To call me a fishing guide would be an insult to the profession, but I have dabbled in taking family and friends out for day-trips of adventure. My first “customer” was a hulking brute with arms the size of hams and legs like small tree trunks. His vocabulary consisted mainly of grunts and snorts, and he had a strange habit of flexing his muscles like Arnold Schwarzenegger every time he hoisted a fish for a photo.
The only reason I would agree to fish with someone who could squeeze me into a soup can was because I had to. He was my brother, Joe.
We arrived at the boat launch early one morning, and Joe snarled at me, “I hope you know what you’re doing.” All we had in the boat, besides our fishing gear, was a borrowed 6-horsepower Evinrude (that was probably built during The Great Depression) and a 7-foot-long monstrosity I had dubbed “the push pole.”
I designed it after watching too many saltwater fishing shows on cable TV, imagining we could pole our way through shallow water searching for the dark shadows of hungry fish.
To the untrained eye, the push pole was simply two aluminum shafts adjoined with duct tape, but to me it was the tool of a professional guide. Looking back, it was a near disaster in the making.
The morning started out just fine. The motor fired up without a hitch and we left the dock in a cloud of exhaust smoke. The old Evinrude gallantly pushed us upriver with the front of the boat bogged down by Joe’s considerable bulk.
We came to a railroad crossing with large stone abutments, a perfect place to try for some smallmouth bass. Joe cast a Rapala toward shore and popped a nice bronzeback right away. After that, he continued to catch one bass after another while I managed to snag nothing but rocks, trees and the occasional backlash.
I kept my composure through all of this and soon decided it was time to switch fishing holes.
That’s when it happened. The ancient motor refused to turn over no matter how many times I pulled the cord. The current was getting swift and taking us toward a treacherous fork in the river; one way led back to the safety of the launch, the other to a small dam and a considerable amount of pain.

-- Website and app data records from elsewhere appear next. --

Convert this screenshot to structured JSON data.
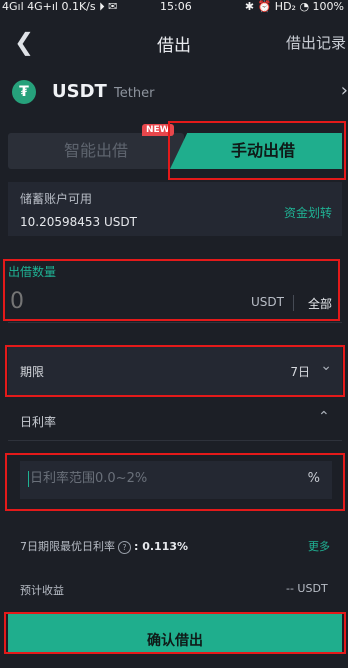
{
  "status_bar": {
    "left": "4Gıl 4G+ıl 0.1K/s ⏵ ✉",
    "time": "15:06",
    "right": "✱ ⏰ HD₂ ◔ 100%"
  },
  "nav": {
    "title": "借出",
    "right_link": "借出记录"
  },
  "coin": {
    "symbol": "USDT",
    "name": "Tether"
  },
  "tabs": {
    "auto_label": "智能出借",
    "manual_label": "手动出借",
    "new_badge": "NEW",
    "active": "manual"
  },
  "balance": {
    "label": "储蓄账户可用",
    "value": "10.20598453 USDT",
    "transfer_label": "资金划转"
  },
  "amount": {
    "label": "出借数量",
    "placeholder": "0",
    "unit": "USDT",
    "all_label": "全部"
  },
  "period": {
    "label": "期限",
    "value": "7日"
  },
  "rate": {
    "label": "日利率",
    "placeholder": "日利率范围0.0~2%",
    "unit": "%"
  },
  "best_rate": {
    "label": "7日期限最优日利率",
    "question_icon": "?",
    "value": ": 0.113%",
    "more_label": "更多"
  },
  "expected": {
    "label": "预计收益",
    "value": "-- USDT"
  },
  "confirm_label": "确认借出",
  "colors": {
    "accent": "#1fae8d",
    "highlight": "#e41a1a",
    "background": "#1c1f26"
  }
}
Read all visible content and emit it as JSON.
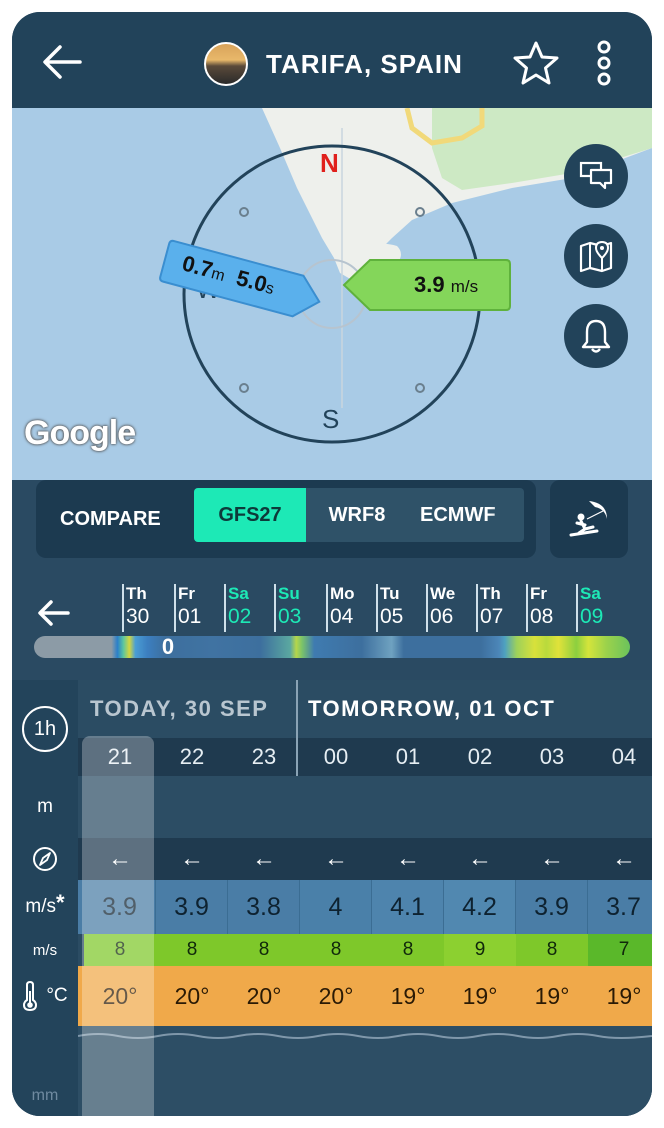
{
  "header": {
    "location": "TARIFA, SPAIN"
  },
  "map": {
    "compass": {
      "n": "N",
      "w": "W",
      "s": "S"
    },
    "wave": {
      "height": "0.7",
      "height_unit": "m",
      "period": "5.0",
      "period_unit": "s"
    },
    "wind": {
      "speed": "3.9",
      "unit": "m/s"
    },
    "google_label": "Google"
  },
  "compare": {
    "label": "COMPARE",
    "models": [
      "GFS27",
      "WRF8",
      "ECMWF"
    ],
    "selected": "GFS27"
  },
  "timeline": {
    "days": [
      {
        "wd": "Th",
        "dn": "30"
      },
      {
        "wd": "Fr",
        "dn": "01"
      },
      {
        "wd": "Sa",
        "dn": "02"
      },
      {
        "wd": "Su",
        "dn": "03"
      },
      {
        "wd": "Mo",
        "dn": "04"
      },
      {
        "wd": "Tu",
        "dn": "05"
      },
      {
        "wd": "We",
        "dn": "06"
      },
      {
        "wd": "Th",
        "dn": "07"
      },
      {
        "wd": "Fr",
        "dn": "08"
      },
      {
        "wd": "Sa",
        "dn": "09"
      }
    ],
    "knob": "0"
  },
  "table": {
    "interval": "1h",
    "today": "TODAY, 30 SEP",
    "tomorrow": "TOMORROW, 01 OCT",
    "hours": [
      "21",
      "22",
      "23",
      "00",
      "01",
      "02",
      "03",
      "04"
    ],
    "row_labels": {
      "wave": "m",
      "wind": "m/s",
      "wind_star": "*",
      "gust": "m/s",
      "temp": "°C",
      "rain": "mm"
    },
    "direction_arrow": "←",
    "wind": [
      "3.9",
      "3.9",
      "3.8",
      "4",
      "4.1",
      "4.2",
      "3.9",
      "3.7"
    ],
    "gust": [
      "8",
      "8",
      "8",
      "8",
      "8",
      "9",
      "8",
      "7"
    ],
    "temp": [
      "20°",
      "20°",
      "20°",
      "20°",
      "19°",
      "19°",
      "19°",
      "19°"
    ]
  },
  "colors": {
    "accent": "#1de9b6",
    "north": "#e0201c",
    "gust_green": "#7ec82a",
    "temp_orange": "#f0a94a"
  }
}
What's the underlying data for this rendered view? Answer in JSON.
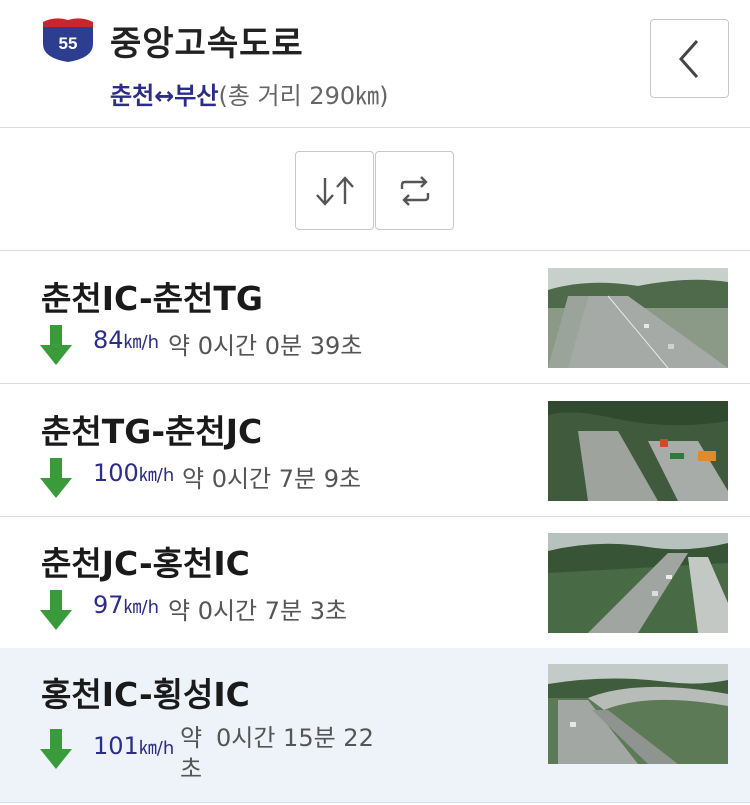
{
  "header": {
    "shield_number": "55",
    "road_name": "중앙고속도로",
    "route": "춘천↔부산",
    "distance": "(총 거리 290㎞)"
  },
  "colors": {
    "shield_blue": "#2d3d8f",
    "shield_red": "#c9252c",
    "speed_text": "#2c2c8a",
    "arrow_green": "#3a9b3a",
    "highlight_row": "#eef3f9"
  },
  "icons": {
    "back": "chevron-left-icon",
    "swap": "swap-direction-icon",
    "refresh": "refresh-icon",
    "status": "arrow-down-icon"
  },
  "segments": [
    {
      "title": "춘천IC-춘천TG",
      "speed": "84",
      "unit": "㎞/h",
      "eta": "약 0시간 0분 39초"
    },
    {
      "title": "춘천TG-춘천JC",
      "speed": "100",
      "unit": "㎞/h",
      "eta": "약 0시간 7분 9초"
    },
    {
      "title": "춘천JC-홍천IC",
      "speed": "97",
      "unit": "㎞/h",
      "eta": "약 0시간 7분 3초"
    },
    {
      "title": "홍천IC-횡성IC",
      "speed": "101",
      "unit": "㎞/h",
      "eta_a": "약",
      "eta_b": "0시간 15분 22",
      "eta_c": "초"
    }
  ]
}
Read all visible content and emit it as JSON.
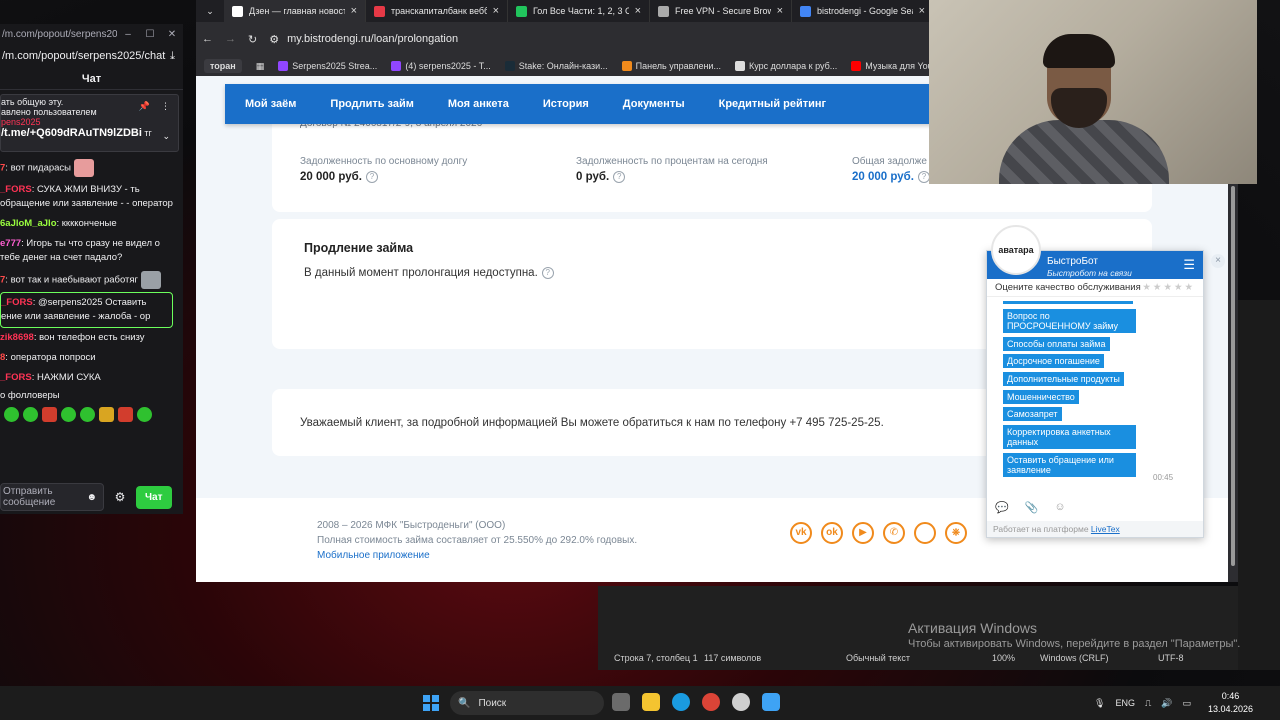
{
  "chat": {
    "window_url": "/m.com/popout/serpens20...",
    "address": "/m.com/popout/serpens2025/chat",
    "header": "Чат",
    "pinned_line1": "ать общую эту.",
    "pinned_line2": "авлено пользователем",
    "pinned_user": "pens2025",
    "pinned_link": "/t.me/+Q609dRAuTN9lZDBi",
    "pinned_suffix": "тг",
    "messages": [
      {
        "user": "7",
        "color": "#ff4a4a",
        "text": ": вот пидарасы"
      },
      {
        "user": "_FORS",
        "color": "#ff3355",
        "text": ": СУКА ЖМИ ВНИЗУ - ть обращение или заявление - - оператор"
      },
      {
        "user": "6aJloM_aJlo",
        "color": "#9aff3f",
        "text": ": кккконченые"
      },
      {
        "user": "e777",
        "color": "#ff5fd2",
        "text": ": Игорь ты что сразу не видел о тебе денег на счет падало?"
      },
      {
        "user": "7",
        "color": "#ff4a4a",
        "text": ": вот так и наебывают работяг"
      },
      {
        "user": "_FORS",
        "color": "#ff3355",
        "text": ": @serpens2025 Оставить ение или заявление - жалоба - ор"
      },
      {
        "user": "zik8698",
        "color": "#ff3355",
        "text": ": вон телефон есть снизу"
      },
      {
        "user": "8",
        "color": "#ff4a4a",
        "text": ": оператора попроси"
      },
      {
        "user": "_FORS",
        "color": "#ff3355",
        "text": ": НАЖМИ СУКА"
      }
    ],
    "followers": "о фолловеры",
    "input_placeholder": "Отправить сообщение",
    "send_label": "Чат"
  },
  "browser": {
    "tabs": [
      {
        "title": "Дзен — главная новост",
        "color": "#ffffff"
      },
      {
        "title": "транскапиталбанк вебб",
        "color": "#e63946"
      },
      {
        "title": "Гол Все Части: 1, 2, 3 Сп",
        "color": "#21c55d"
      },
      {
        "title": "Free VPN - Secure Brows",
        "color": "#aaaaaa"
      },
      {
        "title": "bistrodengi - Google Sea",
        "color": "#4285f4"
      }
    ],
    "url": "my.bistrodengi.ru/loan/prolongation",
    "bookmarks": [
      {
        "label": "торан",
        "color": "#3b3b40"
      },
      {
        "label": "Serpens2025 Strea...",
        "color": "#9146ff"
      },
      {
        "label": "(4) serpens2025 - T...",
        "color": "#9146ff"
      },
      {
        "label": "Stake: Онлайн-кази...",
        "color": "#1a2c38"
      },
      {
        "label": "Панель управлени...",
        "color": "#f08a1c"
      },
      {
        "label": "Курс доллара к руб...",
        "color": "#dddddd"
      },
      {
        "label": "Музыка для YouTu...",
        "color": "#ff0000"
      }
    ]
  },
  "site": {
    "nav": [
      "Мой заём",
      "Продлить займ",
      "Моя анкета",
      "История",
      "Документы",
      "Кредитный рейтинг"
    ],
    "contract": "Договор № 2466817/2-9, 8 апреля 2026",
    "debt_main_label": "Задолженность по основному долгу",
    "debt_main_value": "20 000 руб.",
    "debt_interest_label": "Задолженность по процентам на сегодня",
    "debt_interest_value": "0 руб.",
    "debt_total_label": "Общая задолже",
    "debt_total_value": "20 000 руб.",
    "prolong_title": "Продление займа",
    "prolong_text": "В данный момент пролонгация недоступна.",
    "contact_text": "Уважаемый клиент, за подробной информацией Вы можете обратиться к нам по телефону +7 495 725-25-25.",
    "footer_line1": "2008 – 2026 МФК \"Быстроденьги\" (ООО)",
    "footer_line2": "Полная стоимость займа составляет от 25.550% до 292.0% годовых.",
    "footer_link": "Мобильное приложение",
    "accent": "#1a6fc9",
    "orange": "#f08a1c"
  },
  "livetex": {
    "avatar_text": "аватара",
    "bot_name": "БыстроБот",
    "bot_sub": "Быстробот на связи",
    "rate_label": "Оцените качество обслуживания",
    "options": [
      "Вопрос по ПРОСРОЧЕННОМУ займу",
      "Способы оплаты займа",
      "Досрочное погашение",
      "Дополнительные продукты",
      "Мошенничество",
      "Самозапрет",
      "Корректировка анкетных данных",
      "Оставить обращение или заявление"
    ],
    "time": "00:45",
    "brand_text": "Работает на платформе",
    "brand_link": "LiveTex"
  },
  "notepad": {
    "position": "Строка 7, столбец 1",
    "chars": "117 символов",
    "mode": "Обычный текст",
    "zoom": "100%",
    "eol": "Windows (CRLF)",
    "encoding": "UTF-8"
  },
  "activation": {
    "title": "Активация Windows",
    "text": "Чтобы активировать Windows, перейдите в раздел \"Параметры\"."
  },
  "taskbar": {
    "search": "Поиск",
    "lang": "ENG",
    "time": "0:46",
    "date": "13.04.2026"
  }
}
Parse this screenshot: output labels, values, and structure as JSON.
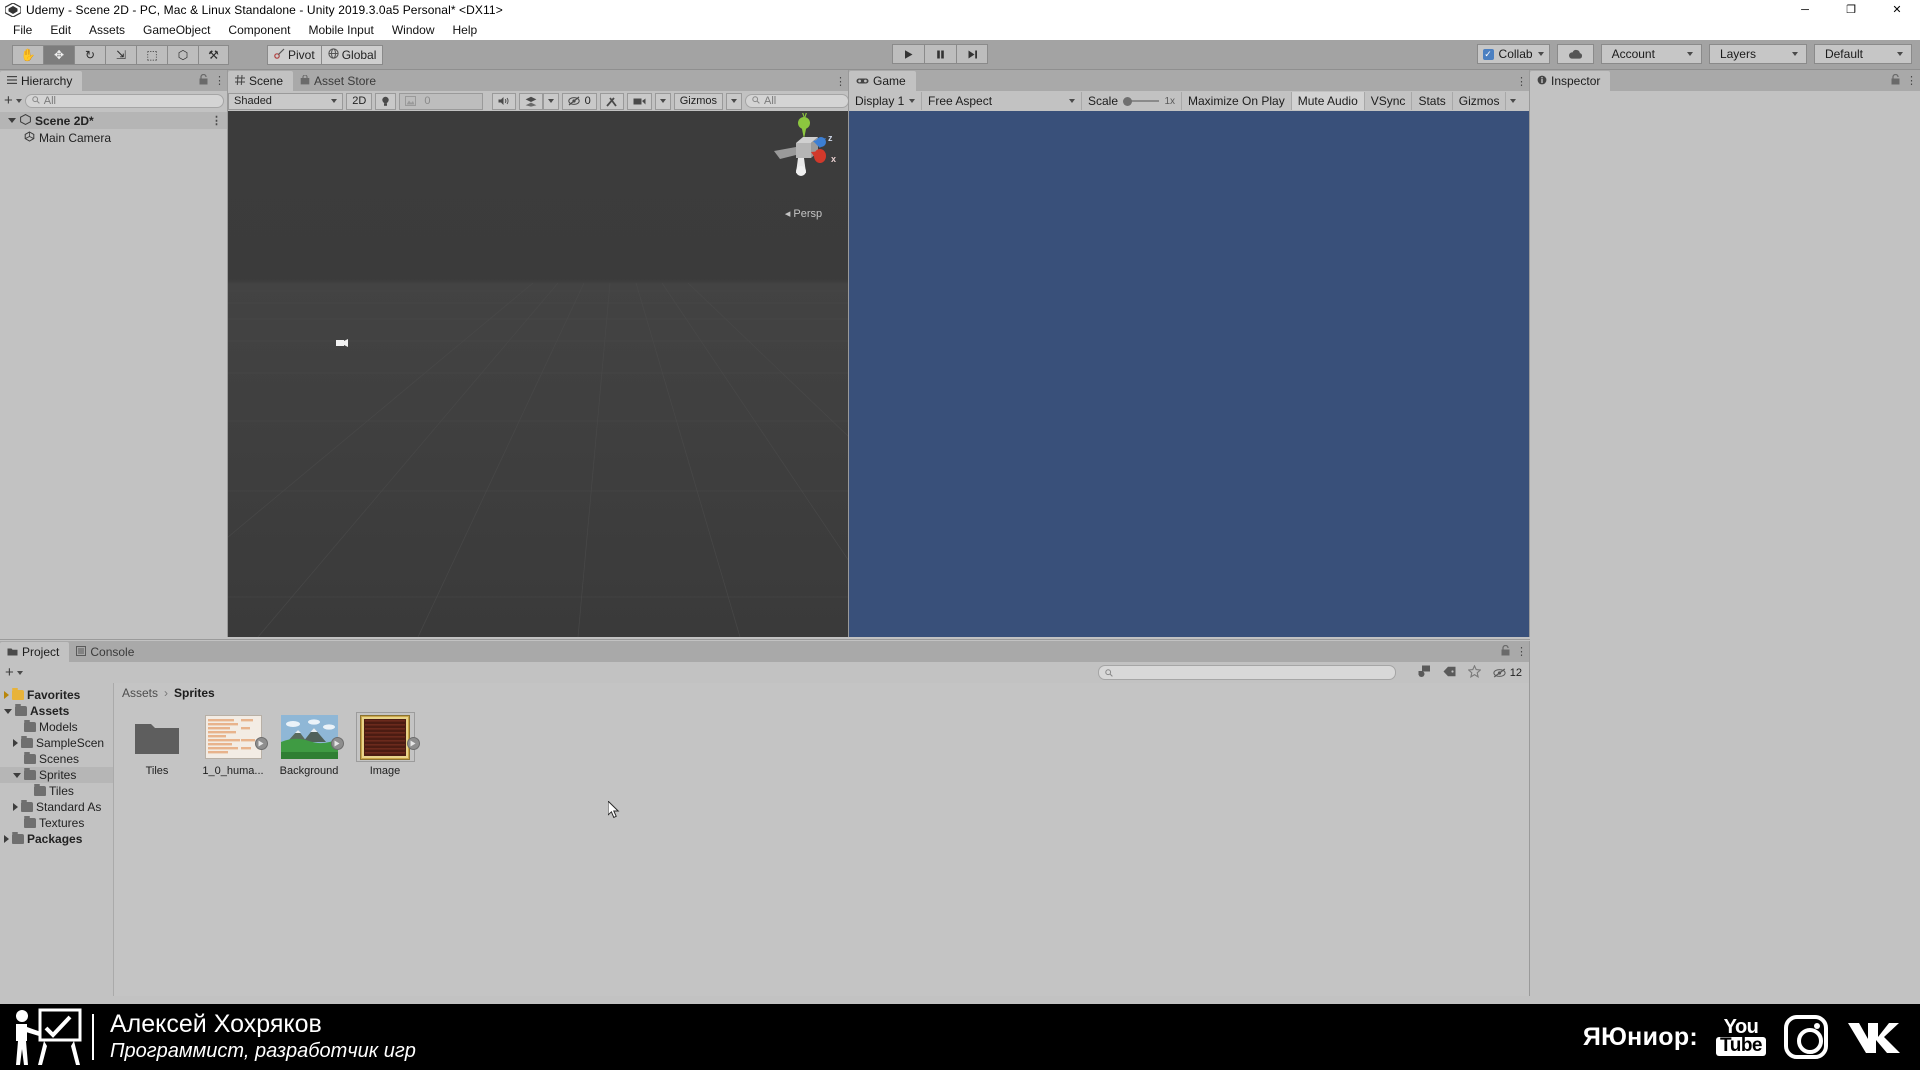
{
  "window": {
    "title": "Udemy - Scene 2D - PC, Mac & Linux Standalone - Unity 2019.3.0a5 Personal* <DX11>",
    "minimize": "─",
    "maximize": "❐",
    "close": "✕"
  },
  "menu": {
    "items": [
      "File",
      "Edit",
      "Assets",
      "GameObject",
      "Component",
      "Mobile Input",
      "Window",
      "Help"
    ]
  },
  "toolbar": {
    "tools": [
      {
        "name": "hand-tool",
        "glyph": "✋"
      },
      {
        "name": "move-tool",
        "glyph": "✥"
      },
      {
        "name": "rotate-tool",
        "glyph": "↻"
      },
      {
        "name": "scale-tool",
        "glyph": "⇲"
      },
      {
        "name": "rect-tool",
        "glyph": "⬚"
      },
      {
        "name": "transform-tool",
        "glyph": "⬡"
      },
      {
        "name": "custom-tool",
        "glyph": "⚒"
      }
    ],
    "pivot_label": "Pivot",
    "global_label": "Global",
    "play": "▶",
    "pause": "❘❘",
    "step": "▶❘",
    "collab_label": "Collab",
    "cloud_label": "☁",
    "account_label": "Account",
    "layers_label": "Layers",
    "layout_label": "Default"
  },
  "hierarchy": {
    "tab": "Hierarchy",
    "add_label": "+",
    "search_placeholder": "All",
    "rows": [
      {
        "label": "Scene 2D*",
        "type": "scene",
        "depth": 0
      },
      {
        "label": "Main Camera",
        "type": "gameobject",
        "depth": 1
      }
    ]
  },
  "scene": {
    "tab": "Scene",
    "tab_secondary": "Asset Store",
    "shading_mode": "Shaded",
    "mode_2d": "2D",
    "light_icon": "☀",
    "fx_value": "0",
    "audio_icon": "◂)",
    "effects_icon": "❖",
    "hidden_count": "0",
    "tools_icon": "⚒",
    "camera_icon": "■",
    "gizmos_label": "Gizmos",
    "search_placeholder": "All",
    "persp_label": "Persp",
    "axis_y": "y",
    "axis_z": "z",
    "axis_x": "x"
  },
  "game": {
    "tab": "Game",
    "display": "Display 1",
    "aspect": "Free Aspect",
    "scale_label": "Scale",
    "scale_value": "1x",
    "maximize_on_play": "Maximize On Play",
    "mute_audio": "Mute Audio",
    "vsync": "VSync",
    "stats": "Stats",
    "gizmos": "Gizmos",
    "background_color": "#39507a"
  },
  "inspector": {
    "tab": "Inspector"
  },
  "project": {
    "tab": "Project",
    "tab_secondary": "Console",
    "add_label": "+",
    "search_placeholder": "",
    "visible_count": "12",
    "breadcrumb": [
      "Assets",
      "Sprites"
    ],
    "tree": [
      {
        "label": "Favorites",
        "depth": 0,
        "bold": true,
        "arrow": "right",
        "fav": true
      },
      {
        "label": "Assets",
        "depth": 0,
        "bold": true,
        "arrow": "down",
        "fav": false
      },
      {
        "label": "Models",
        "depth": 1,
        "bold": false,
        "arrow": "none",
        "fav": false
      },
      {
        "label": "SampleScen",
        "depth": 1,
        "bold": false,
        "arrow": "right",
        "fav": false
      },
      {
        "label": "Scenes",
        "depth": 1,
        "bold": false,
        "arrow": "none",
        "fav": false
      },
      {
        "label": "Sprites",
        "depth": 1,
        "bold": false,
        "arrow": "down",
        "fav": false,
        "selected": true
      },
      {
        "label": "Tiles",
        "depth": 2,
        "bold": false,
        "arrow": "none",
        "fav": false
      },
      {
        "label": "Standard As",
        "depth": 1,
        "bold": false,
        "arrow": "right",
        "fav": false
      },
      {
        "label": "Textures",
        "depth": 1,
        "bold": false,
        "arrow": "none",
        "fav": false
      },
      {
        "label": "Packages",
        "depth": 0,
        "bold": true,
        "arrow": "right",
        "fav": false
      }
    ],
    "assets": [
      {
        "label": "Tiles",
        "kind": "folder"
      },
      {
        "label": "1_0_huma...",
        "kind": "sprite-sheet"
      },
      {
        "label": "Background",
        "kind": "background"
      },
      {
        "label": "Image",
        "kind": "image"
      }
    ]
  },
  "overlay": {
    "name": "Алексей Хохряков",
    "role": "Программист, разработчик игр",
    "brand": "ЯЮниор:",
    "youtube_top": "You",
    "youtube_bottom": "Tube",
    "vk": "VK"
  }
}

Without missing a beat, I grabbed the trusty push pole. To my dismay, we had drifted into a deep part of the river, and the pole wouldn’t touch bottom. “Give me that thing,” roared Joe as he ripped the pole from my grasp. He immediately started using that pole like paddle, his huge muscles whipping the water to a froth.
Miraculously, Joe was able to steer us into the fork that led to the boat launch, and I was never happier that my brother liked to lift weights. When we reached the launch, he glared at me and handed over the remains of the push pole.
It was bent at a 90-degree angle, never to stalk the freshwater flats again and soon to be replaced by a set of oars and an electric trolling motor!
NAFC member Matthew Curatolo is a newspaper reporter and freelance outdoor writer in Ogdensburg, New York. He lives with his wife, Angela, and daughter, Brenna, who both enjoy fishing.